##### DATA SUPPLIED
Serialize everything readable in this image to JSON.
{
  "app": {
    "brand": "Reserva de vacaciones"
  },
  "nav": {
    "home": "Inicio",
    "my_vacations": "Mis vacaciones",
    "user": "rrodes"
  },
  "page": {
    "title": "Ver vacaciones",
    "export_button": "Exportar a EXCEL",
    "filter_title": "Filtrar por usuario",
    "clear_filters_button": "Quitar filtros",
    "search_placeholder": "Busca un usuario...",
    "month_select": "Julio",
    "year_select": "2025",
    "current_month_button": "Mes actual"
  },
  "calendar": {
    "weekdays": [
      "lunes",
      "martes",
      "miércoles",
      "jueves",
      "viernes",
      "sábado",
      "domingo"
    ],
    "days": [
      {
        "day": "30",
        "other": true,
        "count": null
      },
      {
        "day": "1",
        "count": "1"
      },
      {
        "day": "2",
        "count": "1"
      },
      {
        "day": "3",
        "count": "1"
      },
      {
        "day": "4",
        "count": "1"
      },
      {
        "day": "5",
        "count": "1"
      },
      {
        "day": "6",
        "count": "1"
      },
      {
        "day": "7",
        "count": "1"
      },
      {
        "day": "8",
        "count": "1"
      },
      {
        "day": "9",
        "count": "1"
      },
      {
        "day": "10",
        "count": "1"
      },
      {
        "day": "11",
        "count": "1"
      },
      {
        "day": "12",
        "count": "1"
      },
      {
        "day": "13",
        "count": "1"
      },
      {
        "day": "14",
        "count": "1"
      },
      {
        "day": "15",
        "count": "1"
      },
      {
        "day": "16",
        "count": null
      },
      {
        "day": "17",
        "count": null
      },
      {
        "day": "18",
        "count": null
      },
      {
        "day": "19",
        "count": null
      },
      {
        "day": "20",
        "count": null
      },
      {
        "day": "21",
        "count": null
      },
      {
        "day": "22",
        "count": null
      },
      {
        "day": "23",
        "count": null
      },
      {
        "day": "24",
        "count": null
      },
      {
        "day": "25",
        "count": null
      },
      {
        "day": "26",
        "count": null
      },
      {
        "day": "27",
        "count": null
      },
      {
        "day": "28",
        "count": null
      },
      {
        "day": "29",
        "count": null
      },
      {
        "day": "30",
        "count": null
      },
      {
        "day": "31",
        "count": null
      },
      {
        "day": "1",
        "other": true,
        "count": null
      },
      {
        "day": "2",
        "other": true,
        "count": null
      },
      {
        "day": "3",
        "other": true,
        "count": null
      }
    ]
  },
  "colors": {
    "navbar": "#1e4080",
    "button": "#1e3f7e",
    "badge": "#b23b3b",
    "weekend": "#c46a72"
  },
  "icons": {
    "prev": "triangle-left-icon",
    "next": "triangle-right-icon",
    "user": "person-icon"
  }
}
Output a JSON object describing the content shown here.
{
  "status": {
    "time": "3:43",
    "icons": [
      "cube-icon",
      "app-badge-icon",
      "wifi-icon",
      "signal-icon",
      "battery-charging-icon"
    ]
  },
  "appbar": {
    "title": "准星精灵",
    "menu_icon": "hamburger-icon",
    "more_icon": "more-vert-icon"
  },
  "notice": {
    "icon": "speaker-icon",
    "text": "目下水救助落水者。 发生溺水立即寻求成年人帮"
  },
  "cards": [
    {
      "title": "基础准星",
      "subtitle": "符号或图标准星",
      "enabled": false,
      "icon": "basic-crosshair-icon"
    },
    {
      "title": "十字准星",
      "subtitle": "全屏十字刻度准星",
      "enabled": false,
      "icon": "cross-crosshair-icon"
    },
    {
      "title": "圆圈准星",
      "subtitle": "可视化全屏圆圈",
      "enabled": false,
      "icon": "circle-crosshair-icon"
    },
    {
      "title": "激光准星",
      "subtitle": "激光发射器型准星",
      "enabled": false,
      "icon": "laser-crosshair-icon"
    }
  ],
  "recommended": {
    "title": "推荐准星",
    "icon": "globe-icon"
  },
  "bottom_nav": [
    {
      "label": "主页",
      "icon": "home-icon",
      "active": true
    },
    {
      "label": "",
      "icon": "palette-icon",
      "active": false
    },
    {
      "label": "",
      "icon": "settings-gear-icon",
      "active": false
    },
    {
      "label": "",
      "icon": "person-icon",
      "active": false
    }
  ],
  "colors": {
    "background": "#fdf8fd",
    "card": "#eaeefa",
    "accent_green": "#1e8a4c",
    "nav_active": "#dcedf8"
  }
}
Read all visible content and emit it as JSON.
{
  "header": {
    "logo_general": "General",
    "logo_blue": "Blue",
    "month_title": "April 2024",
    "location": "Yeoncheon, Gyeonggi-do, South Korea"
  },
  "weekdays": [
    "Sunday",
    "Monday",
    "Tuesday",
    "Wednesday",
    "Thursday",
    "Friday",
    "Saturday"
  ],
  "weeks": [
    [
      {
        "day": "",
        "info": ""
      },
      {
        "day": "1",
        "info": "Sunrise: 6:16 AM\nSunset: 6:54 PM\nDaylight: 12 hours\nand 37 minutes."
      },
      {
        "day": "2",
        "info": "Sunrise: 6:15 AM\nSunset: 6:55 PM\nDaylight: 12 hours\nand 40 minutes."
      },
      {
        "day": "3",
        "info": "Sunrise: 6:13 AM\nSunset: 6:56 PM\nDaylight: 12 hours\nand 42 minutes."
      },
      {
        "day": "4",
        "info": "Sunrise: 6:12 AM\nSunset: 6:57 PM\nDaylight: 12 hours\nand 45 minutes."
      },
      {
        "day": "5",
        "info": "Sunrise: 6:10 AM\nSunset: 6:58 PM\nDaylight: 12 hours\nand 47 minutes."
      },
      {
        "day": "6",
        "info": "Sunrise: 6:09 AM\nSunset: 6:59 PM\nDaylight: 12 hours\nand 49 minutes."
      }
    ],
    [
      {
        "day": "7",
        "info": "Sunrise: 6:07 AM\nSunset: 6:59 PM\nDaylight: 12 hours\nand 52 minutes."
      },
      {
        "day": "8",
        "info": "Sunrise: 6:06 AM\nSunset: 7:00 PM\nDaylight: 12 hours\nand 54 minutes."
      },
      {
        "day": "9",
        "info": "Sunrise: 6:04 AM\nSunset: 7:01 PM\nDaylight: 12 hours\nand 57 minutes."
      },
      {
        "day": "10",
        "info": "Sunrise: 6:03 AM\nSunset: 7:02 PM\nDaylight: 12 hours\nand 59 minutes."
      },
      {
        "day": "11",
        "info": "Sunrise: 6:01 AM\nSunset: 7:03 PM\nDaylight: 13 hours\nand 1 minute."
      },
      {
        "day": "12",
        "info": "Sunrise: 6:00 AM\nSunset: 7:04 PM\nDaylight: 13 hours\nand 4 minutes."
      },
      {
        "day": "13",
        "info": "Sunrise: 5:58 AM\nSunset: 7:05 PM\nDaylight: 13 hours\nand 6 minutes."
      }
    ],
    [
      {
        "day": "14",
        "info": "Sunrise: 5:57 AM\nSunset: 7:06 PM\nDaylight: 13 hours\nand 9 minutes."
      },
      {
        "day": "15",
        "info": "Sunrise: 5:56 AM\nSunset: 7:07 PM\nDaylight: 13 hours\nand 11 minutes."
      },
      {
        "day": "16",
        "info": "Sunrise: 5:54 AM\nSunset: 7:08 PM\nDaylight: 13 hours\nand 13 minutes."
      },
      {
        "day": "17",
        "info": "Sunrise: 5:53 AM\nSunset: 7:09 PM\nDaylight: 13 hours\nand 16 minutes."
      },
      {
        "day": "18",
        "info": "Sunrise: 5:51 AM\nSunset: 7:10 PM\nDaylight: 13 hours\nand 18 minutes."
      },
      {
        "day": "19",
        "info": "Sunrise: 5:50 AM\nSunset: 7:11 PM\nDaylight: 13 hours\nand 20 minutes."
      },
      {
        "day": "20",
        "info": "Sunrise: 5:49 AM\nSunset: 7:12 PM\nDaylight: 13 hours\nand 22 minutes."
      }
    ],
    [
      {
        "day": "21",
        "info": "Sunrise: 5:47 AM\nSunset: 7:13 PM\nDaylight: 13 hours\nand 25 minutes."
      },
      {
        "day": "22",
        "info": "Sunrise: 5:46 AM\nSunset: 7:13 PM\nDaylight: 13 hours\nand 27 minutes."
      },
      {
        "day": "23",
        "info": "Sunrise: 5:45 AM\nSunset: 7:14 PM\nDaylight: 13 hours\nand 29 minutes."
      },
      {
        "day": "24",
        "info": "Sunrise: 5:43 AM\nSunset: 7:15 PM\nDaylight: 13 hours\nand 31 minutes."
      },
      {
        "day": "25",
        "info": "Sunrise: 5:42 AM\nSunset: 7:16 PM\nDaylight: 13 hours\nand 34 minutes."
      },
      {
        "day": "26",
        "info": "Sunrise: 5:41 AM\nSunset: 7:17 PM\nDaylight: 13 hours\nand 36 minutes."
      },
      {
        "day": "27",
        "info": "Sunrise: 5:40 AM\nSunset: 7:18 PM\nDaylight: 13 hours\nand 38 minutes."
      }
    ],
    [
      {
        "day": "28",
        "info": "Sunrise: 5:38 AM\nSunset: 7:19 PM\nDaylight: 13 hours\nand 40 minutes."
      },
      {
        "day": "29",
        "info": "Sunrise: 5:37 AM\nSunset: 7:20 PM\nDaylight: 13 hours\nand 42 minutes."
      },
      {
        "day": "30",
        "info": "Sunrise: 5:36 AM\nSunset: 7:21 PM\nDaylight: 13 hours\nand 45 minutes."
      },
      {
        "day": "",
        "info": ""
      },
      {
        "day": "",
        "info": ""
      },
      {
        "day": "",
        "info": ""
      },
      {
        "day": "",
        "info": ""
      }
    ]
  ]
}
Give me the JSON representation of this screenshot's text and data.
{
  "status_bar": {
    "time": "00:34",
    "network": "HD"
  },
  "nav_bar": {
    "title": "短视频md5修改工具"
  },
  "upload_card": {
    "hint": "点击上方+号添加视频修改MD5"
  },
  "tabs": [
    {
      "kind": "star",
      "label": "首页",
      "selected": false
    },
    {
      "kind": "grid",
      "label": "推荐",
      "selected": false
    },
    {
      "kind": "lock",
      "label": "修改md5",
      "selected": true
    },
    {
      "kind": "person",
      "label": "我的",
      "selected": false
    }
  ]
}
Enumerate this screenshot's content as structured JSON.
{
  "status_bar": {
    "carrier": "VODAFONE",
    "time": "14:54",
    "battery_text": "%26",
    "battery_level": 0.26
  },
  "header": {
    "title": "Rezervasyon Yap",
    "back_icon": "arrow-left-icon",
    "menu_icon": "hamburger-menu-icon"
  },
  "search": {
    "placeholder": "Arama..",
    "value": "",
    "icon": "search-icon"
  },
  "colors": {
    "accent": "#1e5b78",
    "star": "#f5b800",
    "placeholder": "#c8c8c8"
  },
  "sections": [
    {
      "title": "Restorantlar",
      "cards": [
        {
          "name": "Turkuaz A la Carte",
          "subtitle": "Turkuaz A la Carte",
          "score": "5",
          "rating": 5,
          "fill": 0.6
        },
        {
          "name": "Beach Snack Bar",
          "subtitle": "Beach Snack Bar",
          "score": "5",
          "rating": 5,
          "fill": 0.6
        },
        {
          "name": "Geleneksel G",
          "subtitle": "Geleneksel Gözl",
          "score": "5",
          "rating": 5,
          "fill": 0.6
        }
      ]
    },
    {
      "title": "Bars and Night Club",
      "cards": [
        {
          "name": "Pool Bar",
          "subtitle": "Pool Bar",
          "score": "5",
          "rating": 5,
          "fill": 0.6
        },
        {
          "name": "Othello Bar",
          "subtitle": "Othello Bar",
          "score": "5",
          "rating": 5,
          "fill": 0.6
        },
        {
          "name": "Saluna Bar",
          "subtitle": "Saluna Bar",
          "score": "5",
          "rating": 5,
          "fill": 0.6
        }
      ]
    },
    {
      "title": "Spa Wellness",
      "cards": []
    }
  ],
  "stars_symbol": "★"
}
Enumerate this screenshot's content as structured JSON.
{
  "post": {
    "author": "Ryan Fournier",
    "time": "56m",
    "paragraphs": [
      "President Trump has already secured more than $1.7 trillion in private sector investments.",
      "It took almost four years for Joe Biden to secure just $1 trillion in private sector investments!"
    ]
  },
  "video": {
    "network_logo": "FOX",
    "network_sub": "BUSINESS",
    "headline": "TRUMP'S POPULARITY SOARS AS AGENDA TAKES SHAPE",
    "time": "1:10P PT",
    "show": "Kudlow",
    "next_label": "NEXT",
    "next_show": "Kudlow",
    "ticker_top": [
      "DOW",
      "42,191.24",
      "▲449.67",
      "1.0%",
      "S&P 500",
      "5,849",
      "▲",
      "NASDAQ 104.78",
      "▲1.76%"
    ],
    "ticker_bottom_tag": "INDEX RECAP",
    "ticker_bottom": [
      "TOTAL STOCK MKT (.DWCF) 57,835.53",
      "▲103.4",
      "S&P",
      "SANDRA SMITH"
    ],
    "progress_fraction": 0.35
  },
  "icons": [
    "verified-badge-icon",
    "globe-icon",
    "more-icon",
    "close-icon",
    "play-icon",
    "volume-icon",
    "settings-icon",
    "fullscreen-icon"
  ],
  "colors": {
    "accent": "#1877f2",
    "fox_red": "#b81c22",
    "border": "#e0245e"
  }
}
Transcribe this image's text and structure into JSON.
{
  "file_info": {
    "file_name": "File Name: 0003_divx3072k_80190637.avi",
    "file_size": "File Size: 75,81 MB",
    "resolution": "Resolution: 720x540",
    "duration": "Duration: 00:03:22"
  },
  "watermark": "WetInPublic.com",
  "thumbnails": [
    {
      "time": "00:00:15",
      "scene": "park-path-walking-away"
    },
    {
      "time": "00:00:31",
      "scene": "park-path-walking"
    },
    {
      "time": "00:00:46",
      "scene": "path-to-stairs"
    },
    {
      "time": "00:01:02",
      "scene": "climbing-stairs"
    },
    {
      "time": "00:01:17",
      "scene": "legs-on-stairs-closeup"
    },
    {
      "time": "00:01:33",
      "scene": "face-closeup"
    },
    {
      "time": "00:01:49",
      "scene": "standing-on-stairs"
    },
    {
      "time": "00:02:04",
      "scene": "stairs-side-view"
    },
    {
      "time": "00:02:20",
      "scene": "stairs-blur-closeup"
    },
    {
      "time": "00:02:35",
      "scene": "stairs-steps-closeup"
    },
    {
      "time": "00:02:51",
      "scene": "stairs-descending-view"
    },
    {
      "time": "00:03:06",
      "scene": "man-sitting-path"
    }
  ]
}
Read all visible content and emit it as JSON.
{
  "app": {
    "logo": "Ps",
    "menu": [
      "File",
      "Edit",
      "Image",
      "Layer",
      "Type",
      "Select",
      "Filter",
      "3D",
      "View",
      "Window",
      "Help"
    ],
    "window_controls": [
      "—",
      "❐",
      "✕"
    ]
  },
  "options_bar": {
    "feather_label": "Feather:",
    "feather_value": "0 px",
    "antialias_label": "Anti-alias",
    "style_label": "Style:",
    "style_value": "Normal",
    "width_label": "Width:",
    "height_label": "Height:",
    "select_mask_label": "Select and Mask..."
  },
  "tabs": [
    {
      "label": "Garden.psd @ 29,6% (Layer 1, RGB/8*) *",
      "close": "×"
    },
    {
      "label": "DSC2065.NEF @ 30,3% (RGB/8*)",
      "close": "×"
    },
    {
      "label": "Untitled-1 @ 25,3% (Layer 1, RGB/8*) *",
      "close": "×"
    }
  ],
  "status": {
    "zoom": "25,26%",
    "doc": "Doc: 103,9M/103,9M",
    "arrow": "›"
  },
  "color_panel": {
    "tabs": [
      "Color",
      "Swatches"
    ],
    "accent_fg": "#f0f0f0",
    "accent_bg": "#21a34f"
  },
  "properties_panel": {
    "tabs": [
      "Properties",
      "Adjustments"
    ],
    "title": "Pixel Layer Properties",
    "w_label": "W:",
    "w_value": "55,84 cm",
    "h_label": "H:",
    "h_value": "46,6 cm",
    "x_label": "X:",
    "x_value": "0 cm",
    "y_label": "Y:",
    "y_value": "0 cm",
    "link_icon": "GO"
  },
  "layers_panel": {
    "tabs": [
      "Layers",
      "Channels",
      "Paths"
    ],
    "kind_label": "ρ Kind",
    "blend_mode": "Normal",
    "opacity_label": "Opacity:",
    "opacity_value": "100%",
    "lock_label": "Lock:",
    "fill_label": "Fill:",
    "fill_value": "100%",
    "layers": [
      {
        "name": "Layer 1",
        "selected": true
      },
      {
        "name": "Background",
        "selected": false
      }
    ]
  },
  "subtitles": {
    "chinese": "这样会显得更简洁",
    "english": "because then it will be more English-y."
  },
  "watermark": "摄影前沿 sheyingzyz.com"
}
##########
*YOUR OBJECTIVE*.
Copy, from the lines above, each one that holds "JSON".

*RESULT*.
Serialize everything readable in this image to JSON.
Output a JSON object describing the content shown here.
Read all visible content and emit it as JSON.
Give me the JSON representation of this screenshot's text and data.
Enumerate this screenshot's content as structured JSON.
Enumerate this screenshot's content as structured JSON.
Transcribe this image's text and structure into JSON.
Read all visible content and emit it as JSON.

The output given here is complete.